In a race that's seen key groups sitting out of the endorsement game, Ted Wheeler is taking one of his newfound supporters to task.

Wheeler this afternoon joined a chorus of people questioning a billboard paid for by the Portland Business Alliance, which endorsed Wheeler for mayor earlier this month. It's part of the "Real Change, Not Spare Change" campaign the PBA dredged up again last year, and shows a person holding a cardboard sign that says "Your spare change funds my addictions."

The sign's led to outcry in recent days, because it paints anyone asking for change as an addict. An online petition demanding the billboards be scotched has nearly 900 supporters.

Among them, at least in spirit, is Wheeler, who lumps the PBA-funded billboard with another controversial billboard posted by the Portland Police Association (PPA) last year (more on that mayhem here). Here's what the candidate's campaign posted to Facebook:


The PPA, Portland's rank-and-file police union, recently tapped Multnomah County Commissioner Jules Bailey as its choice for mayor, and Wheeler's made the police billboard an issue before. But in calling out spare change billboard, Wheeler's taking issue with his his own business backers on their messaging blitz.

He's also seeing eye-to-eye with Mayor Charlie Hales.
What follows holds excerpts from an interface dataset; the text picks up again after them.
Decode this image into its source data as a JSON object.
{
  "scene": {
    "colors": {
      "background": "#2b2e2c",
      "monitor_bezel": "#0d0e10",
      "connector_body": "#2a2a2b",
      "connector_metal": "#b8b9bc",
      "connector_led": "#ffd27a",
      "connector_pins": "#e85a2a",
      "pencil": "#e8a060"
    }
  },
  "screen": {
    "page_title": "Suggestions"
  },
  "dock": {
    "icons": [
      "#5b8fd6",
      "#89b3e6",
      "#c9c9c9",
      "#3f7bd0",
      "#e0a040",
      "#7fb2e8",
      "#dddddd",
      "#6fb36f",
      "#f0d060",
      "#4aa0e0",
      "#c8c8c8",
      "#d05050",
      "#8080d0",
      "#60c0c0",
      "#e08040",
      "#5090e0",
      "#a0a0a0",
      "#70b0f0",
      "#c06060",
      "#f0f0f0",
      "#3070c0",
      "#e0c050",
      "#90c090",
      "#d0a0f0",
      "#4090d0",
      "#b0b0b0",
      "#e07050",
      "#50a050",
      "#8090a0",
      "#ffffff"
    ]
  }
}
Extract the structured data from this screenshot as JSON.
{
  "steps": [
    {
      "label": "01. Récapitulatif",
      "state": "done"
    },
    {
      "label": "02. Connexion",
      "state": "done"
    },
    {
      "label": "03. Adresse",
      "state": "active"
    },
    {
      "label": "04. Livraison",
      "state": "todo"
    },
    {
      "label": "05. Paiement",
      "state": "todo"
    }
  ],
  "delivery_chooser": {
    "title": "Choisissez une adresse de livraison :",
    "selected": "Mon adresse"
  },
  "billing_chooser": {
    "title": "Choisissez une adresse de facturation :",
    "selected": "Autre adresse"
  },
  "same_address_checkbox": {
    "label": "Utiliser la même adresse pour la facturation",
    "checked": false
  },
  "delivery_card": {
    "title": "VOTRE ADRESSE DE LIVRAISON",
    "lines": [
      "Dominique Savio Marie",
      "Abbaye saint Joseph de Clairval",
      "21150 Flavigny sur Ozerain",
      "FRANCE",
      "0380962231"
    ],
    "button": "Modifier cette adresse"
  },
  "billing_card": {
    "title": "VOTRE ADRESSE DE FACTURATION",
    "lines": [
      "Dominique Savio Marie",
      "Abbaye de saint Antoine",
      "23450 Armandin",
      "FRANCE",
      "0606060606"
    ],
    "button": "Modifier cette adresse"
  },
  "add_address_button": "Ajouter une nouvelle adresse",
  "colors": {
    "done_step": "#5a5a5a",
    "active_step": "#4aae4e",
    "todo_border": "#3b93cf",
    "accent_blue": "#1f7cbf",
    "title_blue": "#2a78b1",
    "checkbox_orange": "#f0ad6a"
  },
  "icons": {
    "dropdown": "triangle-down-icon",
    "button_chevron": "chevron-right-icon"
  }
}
Since electing not to run for re-election last year—a decision spurred in part by business leaders actively seeking opponents to run against him—Hales has engaged in a fairly public dispute with the PBA around the homelessness issues that have dominated this year's mayoral race (and civic discourse in general). The organization's persistent "Portland can do better" mantra clearly rubs the mayor the wrong way.

Just this morning, while allocating an emergency fund of $2.75 million toward homeless services, Hales couldn't resist taking a shot at the group.

"We have a local business group that’s spending their money on billboards saying 'We can do better,'" Hales said. "Well we can do better but it costs money."

Here's what the PBA's Lynnae Berg told the Oregonian when it asked about the sign:

"[The billboard] is a way to remind people that we are a larger community and we want to be responsible with our money... We're just asking people to think about, 'Where is my money going and is it going to the highest purpose possible?'"

In fact, according to the PBA's own data, it's most likely going toward buying a meal. Berg knows that perfectly well. We talked about it last year, before the Mercury reported that the PBA conducted a paid survey of Portland panhandlers that suggested nearly 80 percent bought food with the money they received—by far the most prevalent purchase. A lot of people also bought cigarettes, which is of course an addiction, but not one of those being strongly hinted at in the billboard.

Less than a third of respondents to the PBA's survey said they used panhandling for drugs. A little over a third used it to buy alcohol. You'd think that's something the organization that bothered to pay for the study would want to highlight. Instead: billboard.